Gregory: I’m a slow traveler. I’ll usually spend 2-3 months in a country before moving to the next so that I get enough of a sense of actually living there. Things change when you don’t feel like a tourist anymore. Backpacking is exciting, but ultimately hurts productivity and becomes a headache. Humans need some semblance of stability and consistency to function right. But you get better and better at setting up short-term homes wherever you go.
Hannah: Where is your favourite destination as a location independent entrepreneur in regards to networking, internet connection and lifestyle?
Gregory: I’ve now lived in the US, Mexico, Costa Rica, Ecuador, Thailand, Bali, Philippines, Italy, and Iraq. They all have different appeals. I bought some land in Ecuador for a long-term plan of semi-retirement and child rearing, but it’s not necessarily where I want to be right now.

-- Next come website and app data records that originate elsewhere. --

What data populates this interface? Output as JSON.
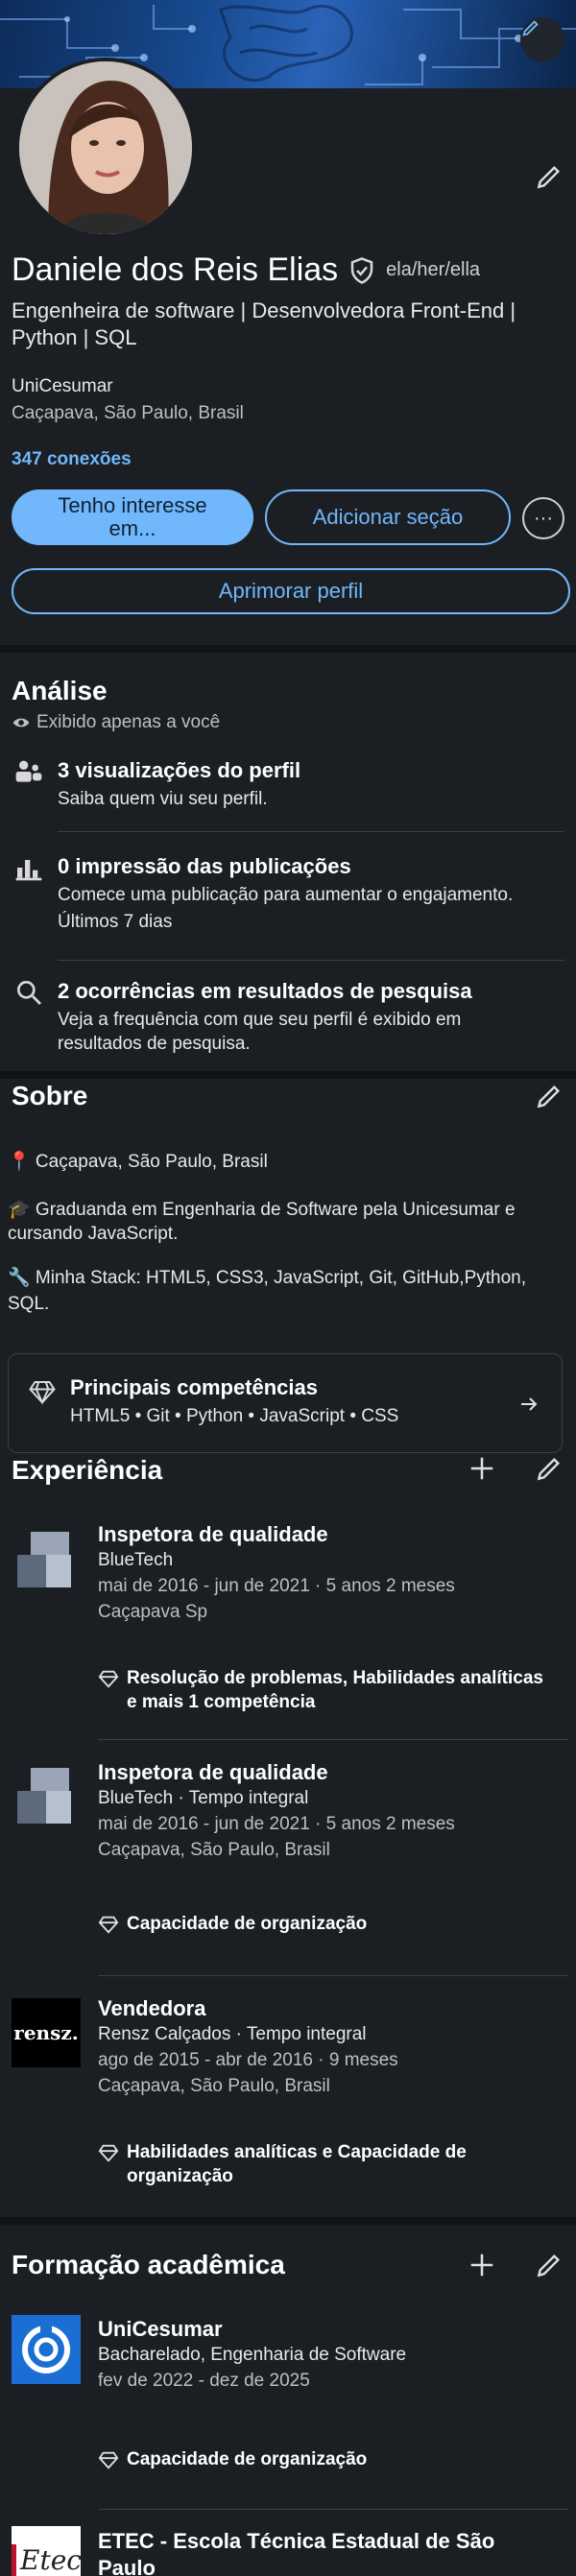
{
  "profile": {
    "name": "Daniele dos Reis Elias",
    "pronouns": "ela/her/ella",
    "headline": "Engenheira de software | Desenvolvedora Front-End | Python | SQL",
    "school": "UniCesumar",
    "location": "Caçapava, São Paulo, Brasil",
    "connections": "347 conexões"
  },
  "actions": {
    "interest": "Tenho interesse em...",
    "add_section": "Adicionar seção",
    "more": "···",
    "improve": "Aprimorar perfil"
  },
  "analytics": {
    "title": "Análise",
    "visibility": "Exibido apenas a você",
    "items": [
      {
        "title": "3 visualizações do perfil",
        "desc": "Saiba quem viu seu perfil.",
        "extra": ""
      },
      {
        "title": "0 impressão das publicações",
        "desc": "Comece uma publicação para aumentar o engajamento.",
        "extra": "Últimos 7 dias"
      },
      {
        "title": "2 ocorrências em resultados de pesquisa",
        "desc": "Veja a frequência com que seu perfil é exibido em resultados de pesquisa.",
        "extra": ""
      }
    ]
  },
  "about": {
    "title": "Sobre",
    "line1": "📍 Caçapava, São Paulo, Brasil",
    "line2": "🎓 Graduanda em Engenharia de Software pela Unicesumar e cursando JavaScript.",
    "line3": "🔧 Minha Stack: HTML5, CSS3, JavaScript, Git, GitHub,Python, SQL.",
    "top_skills_title": "Principais competências",
    "top_skills": "HTML5 • Git • Python • JavaScript • CSS"
  },
  "experience": {
    "title": "Experiência",
    "items": [
      {
        "role": "Inspetora de qualidade",
        "company": "BlueTech",
        "dates": "mai de 2016 - jun de 2021 · 5 anos 2 meses",
        "place": "Caçapava Sp",
        "skills": "Resolução de problemas, Habilidades analíticas e mais 1 competência"
      },
      {
        "role": "Inspetora de qualidade",
        "company": "BlueTech  · Tempo integral",
        "dates": "mai de 2016 - jun de 2021 · 5 anos 2 meses",
        "place": "Caçapava, São Paulo, Brasil",
        "skills": "Capacidade de organização"
      },
      {
        "role": "Vendedora",
        "company": "Rensz Calçados · Tempo integral",
        "dates": "ago de 2015 - abr de 2016 · 9 meses",
        "place": "Caçapava, São Paulo, Brasil",
        "skills": "Habilidades analíticas e Capacidade de organização",
        "logo_text": "rensz."
      }
    ]
  },
  "education": {
    "title": "Formação acadêmica",
    "items": [
      {
        "school": "UniCesumar",
        "degree": "Bacharelado, Engenharia de Software",
        "dates": "fev de 2022 - dez de 2025",
        "skills": "Capacidade de organização"
      },
      {
        "school": "ETEC - Escola Técnica Estadual de São Paulo",
        "logo_text": "Etec"
      }
    ]
  },
  "colors": {
    "accent": "#71b7fb",
    "background": "#1b1f23",
    "divider": "#3b4046"
  }
}
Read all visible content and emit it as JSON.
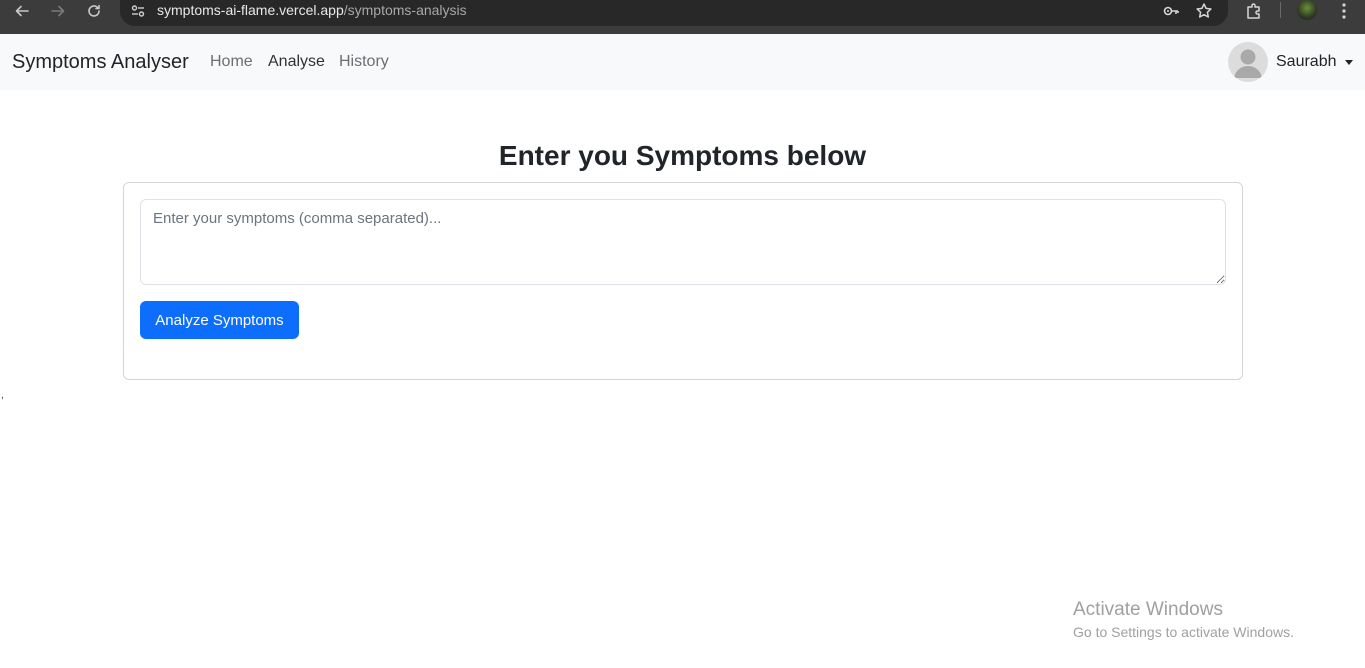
{
  "browser": {
    "url_host": "symptoms-ai-flame.vercel.app",
    "url_path": "/symptoms-analysis"
  },
  "navbar": {
    "brand": "Symptoms Analyser",
    "links": [
      {
        "label": "Home"
      },
      {
        "label": "Analyse"
      },
      {
        "label": "History"
      }
    ],
    "user_name": "Saurabh"
  },
  "main": {
    "title": "Enter you Symptoms below",
    "input": {
      "placeholder": "Enter your symptoms (comma separated)...",
      "value": ""
    },
    "button_label": "Analyze Symptoms",
    "stray_mark": ","
  },
  "watermark": {
    "title": "Activate Windows",
    "subtitle": "Go to Settings to activate Windows."
  },
  "colors": {
    "primary": "#0d6efd",
    "navbar_bg": "#f8f9fa",
    "chrome_bg": "#3c3c3c"
  }
}
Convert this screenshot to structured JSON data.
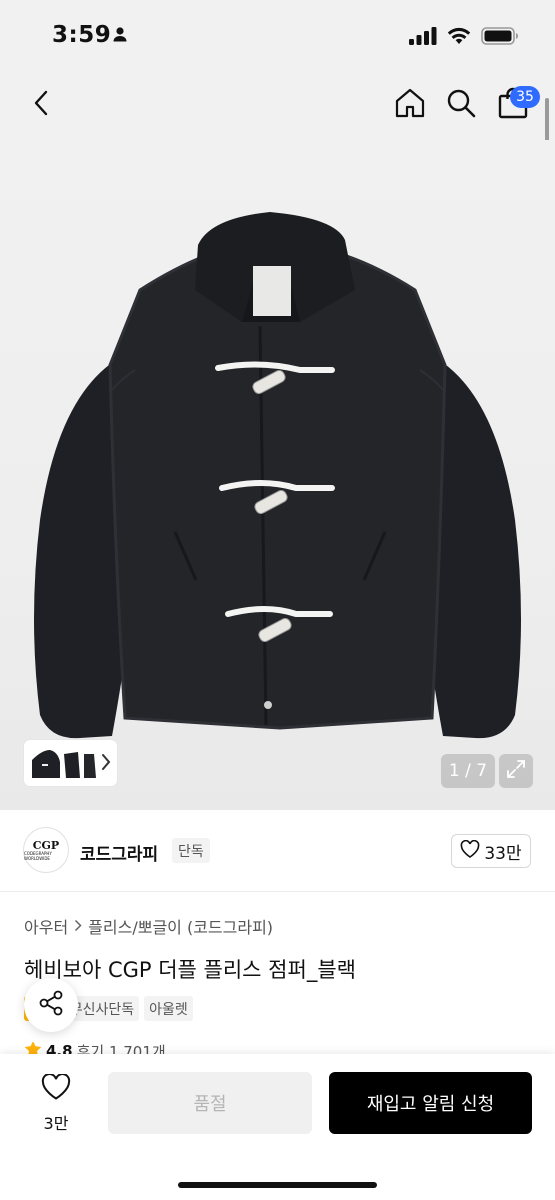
{
  "status_bar": {
    "time": "3:59"
  },
  "nav": {
    "cart_count": "35"
  },
  "gallery": {
    "counter": "1 / 7"
  },
  "brand": {
    "logo_line1": "CGP",
    "logo_line2": "CODEGRAPHY WORLDWIDE",
    "name": "코드그라피",
    "exclusive_label": "단독",
    "likes": "33만"
  },
  "breadcrumb": {
    "category": "아우터",
    "subcategory": "플리스/뽀글이 (코드그라피)"
  },
  "product": {
    "title": "헤비보아 CGP 더플 플리스 점퍼_블랙"
  },
  "tags": {
    "sale": "세일",
    "exclusive": "무신사단독",
    "outlet": "아울렛"
  },
  "rating": {
    "score": "4.8",
    "reviews": "후기 1,701개"
  },
  "bottom": {
    "wish_count": "3만",
    "soldout_label": "품절",
    "restock_label": "재입고 알림 신청"
  },
  "colors": {
    "accent": "#2f6bff",
    "sale": "#ffb20a",
    "cta": "#000000"
  }
}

I was very impressed with three months in Davao, Philippines because the people were exceedingly friendly (and spoke English), the internet was decent, the weather was great, and it was very cheap. It wasn’t perfect, but probably the best combination of good things I’ve seen. Some other parts of Asia can be too “weird” for westerners to really settle into. I’d go back to Davao any time, and may soon do so. But I’d like to keep exploring new places.
Hannah: What are your 3 best tips for young people who are looking to turn in their 9-5 jobs and enter the digital world for more freedom?
Gregory: I wrote several tips in the below linked article, but the best things I would emphasize are:
a. start seeing the world of human interaction in terms of always seeking and exchanging value. This is the mindset you must have if you ever want to start convincing strangers to give you money, and creating value where it did not exist before.
b. Stop being a farmer, and start being a hunter. A hunter doesn’t know where his next meal is coming from, but he is always alert, agile, and ready to strike. Desperation moves him to grow and expand. He is never satisfied because the hunting grounds may dry up tomorrow and he’ll have to learn how to use a new weapon if he wants to keep eating. If you aren’t ready to be a hunter, you are much better off having a traditional “job”. But hunters would rather die than be locked into a system.
c. Your old jobs probably consisted of you doing one thing for eight hours on end. As an entrepreneur, you will have to wear many hats. I might get paid to write a page for someone, but I still had to build a web presence, learn what people like him are looking for, get on a call with him, and close a sales pitch to get the cash in my hand. If I need something I don’t know how to so, I start learning it. An entrepreneur is many things, but he is always a strategist.
If you would like to find out more about the services Gregory offers and how he is able to utilise the online world in order to travel more, check out his site: www.marketfit.net
Recommended reading: Article – 13 Starting Tips For Pre Entrepreneurs by Gregory V. Diehl